**Requirement:** All records below must be reproduced exactly, although any pictures they contain are to be omitted.

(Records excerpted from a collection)
════════════════════
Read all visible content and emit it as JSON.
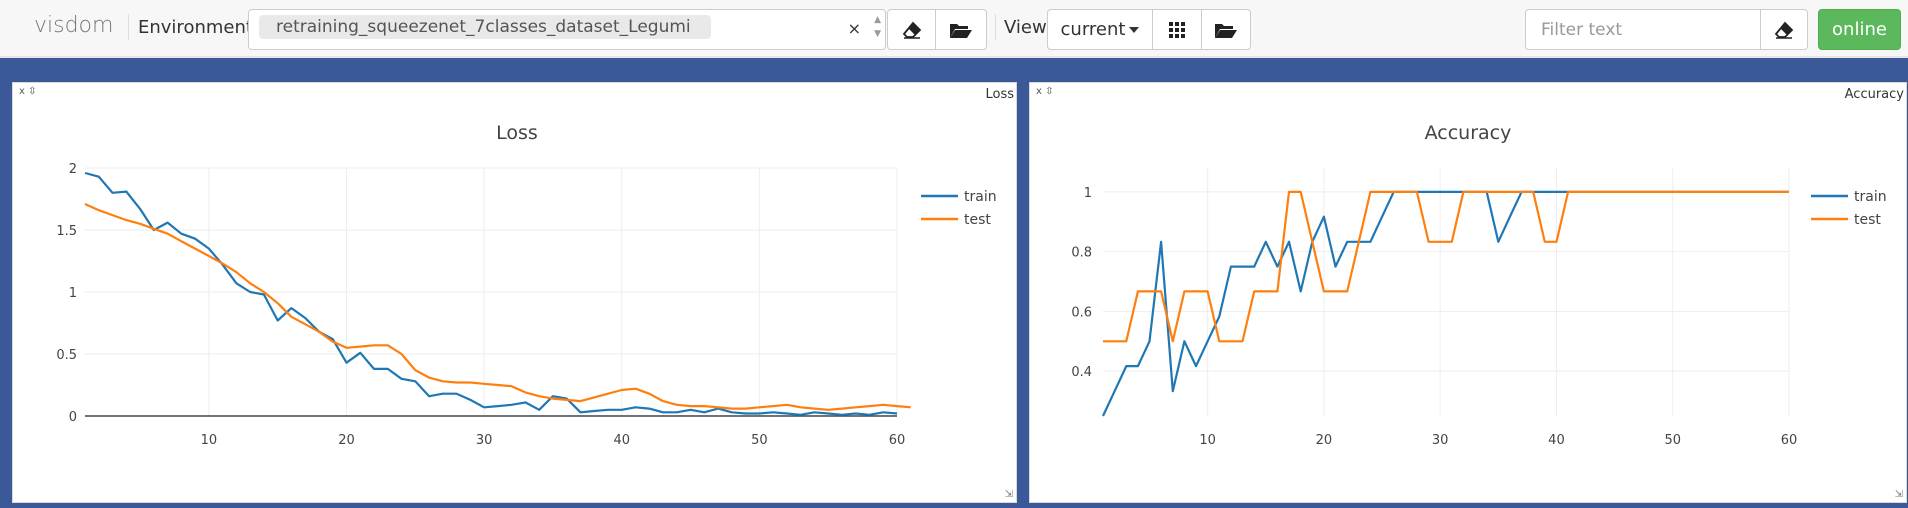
{
  "topbar": {
    "brand": "visdom",
    "env_label": "Environment",
    "env_value": "retraining_squeezenet_7classes_dataset_Legumi",
    "clear_glyph": "×",
    "view_label": "View",
    "view_value": "current",
    "filter_placeholder": "Filter text",
    "status": "online",
    "status_color": "#5cb85c",
    "icons": [
      "eraser-icon",
      "folder-open-icon",
      "grid-icon",
      "folder-open-icon",
      "eraser-icon"
    ]
  },
  "panes": [
    {
      "window_title": "Loss",
      "controls": "x ⇳",
      "chart_data": {
        "type": "line",
        "title": "Loss",
        "xlim": [
          1,
          60
        ],
        "ylim": [
          0,
          2
        ],
        "x_ticks": [
          10,
          20,
          30,
          40,
          50,
          60
        ],
        "y_ticks": [
          0,
          0.5,
          1,
          1.5,
          2
        ],
        "legend_position": "top-right",
        "grid": true,
        "series": [
          {
            "name": "train",
            "color": "#1f77b4",
            "values": [
              1.96,
              1.93,
              1.8,
              1.81,
              1.67,
              1.5,
              1.56,
              1.47,
              1.43,
              1.35,
              1.22,
              1.07,
              1.0,
              0.98,
              0.77,
              0.87,
              0.79,
              0.68,
              0.62,
              0.43,
              0.51,
              0.38,
              0.38,
              0.3,
              0.28,
              0.16,
              0.18,
              0.18,
              0.13,
              0.07,
              0.08,
              0.09,
              0.11,
              0.05,
              0.16,
              0.14,
              0.03,
              0.04,
              0.05,
              0.05,
              0.07,
              0.06,
              0.03,
              0.03,
              0.05,
              0.03,
              0.06,
              0.03,
              0.02,
              0.02,
              0.03,
              0.02,
              0.01,
              0.03,
              0.02,
              0.01,
              0.02,
              0.01,
              0.03,
              0.02
            ]
          },
          {
            "name": "test",
            "color": "#ff7f0e",
            "values": [
              1.71,
              1.66,
              1.62,
              1.58,
              1.55,
              1.51,
              1.47,
              1.41,
              1.35,
              1.29,
              1.23,
              1.16,
              1.07,
              1.0,
              0.91,
              0.8,
              0.74,
              0.68,
              0.6,
              0.55,
              0.56,
              0.57,
              0.57,
              0.5,
              0.37,
              0.31,
              0.28,
              0.27,
              0.27,
              0.26,
              0.25,
              0.24,
              0.19,
              0.16,
              0.14,
              0.13,
              0.12,
              0.15,
              0.18,
              0.21,
              0.22,
              0.18,
              0.12,
              0.09,
              0.08,
              0.08,
              0.07,
              0.06,
              0.06,
              0.07,
              0.08,
              0.09,
              0.07,
              0.06,
              0.05,
              0.06,
              0.07,
              0.08,
              0.09,
              0.08,
              0.07
            ]
          }
        ]
      }
    },
    {
      "window_title": "Accuracy",
      "controls": "x ⇳",
      "chart_data": {
        "type": "line",
        "title": "Accuracy",
        "xlim": [
          1,
          60
        ],
        "ylim": [
          0.25,
          1.08
        ],
        "x_ticks": [
          10,
          20,
          30,
          40,
          50,
          60
        ],
        "y_ticks": [
          0.4,
          0.6,
          0.8,
          1
        ],
        "legend_position": "top-right",
        "grid": true,
        "series": [
          {
            "name": "train",
            "color": "#1f77b4",
            "values": [
              0.25,
              0.333,
              0.417,
              0.417,
              0.5,
              0.833,
              0.333,
              0.5,
              0.417,
              0.5,
              0.583,
              0.75,
              0.75,
              0.75,
              0.833,
              0.75,
              0.833,
              0.667,
              0.833,
              0.917,
              0.75,
              0.833,
              0.833,
              0.833,
              0.917,
              1,
              1,
              1,
              1,
              1,
              1,
              1,
              1,
              1,
              0.833,
              0.917,
              1,
              1,
              1,
              1,
              1,
              1,
              1,
              1,
              1,
              1,
              1,
              1,
              1,
              1,
              1,
              1,
              1,
              1,
              1,
              1,
              1,
              1,
              1,
              1
            ]
          },
          {
            "name": "test",
            "color": "#ff7f0e",
            "values": [
              0.5,
              0.5,
              0.5,
              0.667,
              0.667,
              0.667,
              0.5,
              0.667,
              0.667,
              0.667,
              0.5,
              0.5,
              0.5,
              0.667,
              0.667,
              0.667,
              1,
              1,
              0.833,
              0.667,
              0.667,
              0.667,
              0.833,
              1,
              1,
              1,
              1,
              1,
              0.833,
              0.833,
              0.833,
              1,
              1,
              1,
              1,
              1,
              1,
              1,
              0.833,
              0.833,
              1,
              1,
              1,
              1,
              1,
              1,
              1,
              1,
              1,
              1,
              1,
              1,
              1,
              1,
              1,
              1,
              1,
              1,
              1,
              1
            ]
          }
        ]
      }
    }
  ]
}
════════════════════
**Solved exercise:**
Read all visible content and emit it as JSON.
{
  "topbar": {
    "brand": "visdom",
    "env_label": "Environment",
    "env_value": "retraining_squeezenet_7classes_dataset_Legumi",
    "clear_glyph": "×",
    "view_label": "View",
    "view_value": "current",
    "filter_placeholder": "Filter text",
    "status": "online",
    "status_color": "#5cb85c",
    "icons": [
      "eraser-icon",
      "folder-open-icon",
      "grid-icon",
      "folder-open-icon",
      "eraser-icon"
    ]
  },
  "panes": [
    {
      "window_title": "Loss",
      "controls": "x ⇳",
      "chart_data": {
        "type": "line",
        "title": "Loss",
        "xlim": [
          1,
          60
        ],
        "ylim": [
          0,
          2
        ],
        "x_ticks": [
          10,
          20,
          30,
          40,
          50,
          60
        ],
        "y_ticks": [
          0,
          0.5,
          1,
          1.5,
          2
        ],
        "legend_position": "top-right",
        "grid": true,
        "series": [
          {
            "name": "train",
            "color": "#1f77b4",
            "values": [
              1.96,
              1.93,
              1.8,
              1.81,
              1.67,
              1.5,
              1.56,
              1.47,
              1.43,
              1.35,
              1.22,
              1.07,
              1.0,
              0.98,
              0.77,
              0.87,
              0.79,
              0.68,
              0.62,
              0.43,
              0.51,
              0.38,
              0.38,
              0.3,
              0.28,
              0.16,
              0.18,
              0.18,
              0.13,
              0.07,
              0.08,
              0.09,
              0.11,
              0.05,
              0.16,
              0.14,
              0.03,
              0.04,
              0.05,
              0.05,
              0.07,
              0.06,
              0.03,
              0.03,
              0.05,
              0.03,
              0.06,
              0.03,
              0.02,
              0.02,
              0.03,
              0.02,
              0.01,
              0.03,
              0.02,
              0.01,
              0.02,
              0.01,
              0.03,
              0.02
            ]
          },
          {
            "name": "test",
            "color": "#ff7f0e",
            "values": [
              1.71,
              1.66,
              1.62,
              1.58,
              1.55,
              1.51,
              1.47,
              1.41,
              1.35,
              1.29,
              1.23,
              1.16,
              1.07,
              1.0,
              0.91,
              0.8,
              0.74,
              0.68,
              0.6,
              0.55,
              0.56,
              0.57,
              0.57,
              0.5,
              0.37,
              0.31,
              0.28,
              0.27,
              0.27,
              0.26,
              0.25,
              0.24,
              0.19,
              0.16,
              0.14,
              0.13,
              0.12,
              0.15,
              0.18,
              0.21,
              0.22,
              0.18,
              0.12,
              0.09,
              0.08,
              0.08,
              0.07,
              0.06,
              0.06,
              0.07,
              0.08,
              0.09,
              0.07,
              0.06,
              0.05,
              0.06,
              0.07,
              0.08,
              0.09,
              0.08,
              0.07
            ]
          }
        ]
      }
    },
    {
      "window_title": "Accuracy",
      "controls": "x ⇳",
      "chart_data": {
        "type": "line",
        "title": "Accuracy",
        "xlim": [
          1,
          60
        ],
        "ylim": [
          0.25,
          1.08
        ],
        "x_ticks": [
          10,
          20,
          30,
          40,
          50,
          60
        ],
        "y_ticks": [
          0.4,
          0.6,
          0.8,
          1
        ],
        "legend_position": "top-right",
        "grid": true,
        "series": [
          {
            "name": "train",
            "color": "#1f77b4",
            "values": [
              0.25,
              0.333,
              0.417,
              0.417,
              0.5,
              0.833,
              0.333,
              0.5,
              0.417,
              0.5,
              0.583,
              0.75,
              0.75,
              0.75,
              0.833,
              0.75,
              0.833,
              0.667,
              0.833,
              0.917,
              0.75,
              0.833,
              0.833,
              0.833,
              0.917,
              1,
              1,
              1,
              1,
              1,
              1,
              1,
              1,
              1,
              0.833,
              0.917,
              1,
              1,
              1,
              1,
              1,
              1,
              1,
              1,
              1,
              1,
              1,
              1,
              1,
              1,
              1,
              1,
              1,
              1,
              1,
              1,
              1,
              1,
              1,
              1
            ]
          },
          {
            "name": "test",
            "color": "#ff7f0e",
            "values": [
              0.5,
              0.5,
              0.5,
              0.667,
              0.667,
              0.667,
              0.5,
              0.667,
              0.667,
              0.667,
              0.5,
              0.5,
              0.5,
              0.667,
              0.667,
              0.667,
              1,
              1,
              0.833,
              0.667,
              0.667,
              0.667,
              0.833,
              1,
              1,
              1,
              1,
              1,
              0.833,
              0.833,
              0.833,
              1,
              1,
              1,
              1,
              1,
              1,
              1,
              0.833,
              0.833,
              1,
              1,
              1,
              1,
              1,
              1,
              1,
              1,
              1,
              1,
              1,
              1,
              1,
              1,
              1,
              1,
              1,
              1,
              1,
              1
            ]
          }
        ]
      }
    }
  ]
}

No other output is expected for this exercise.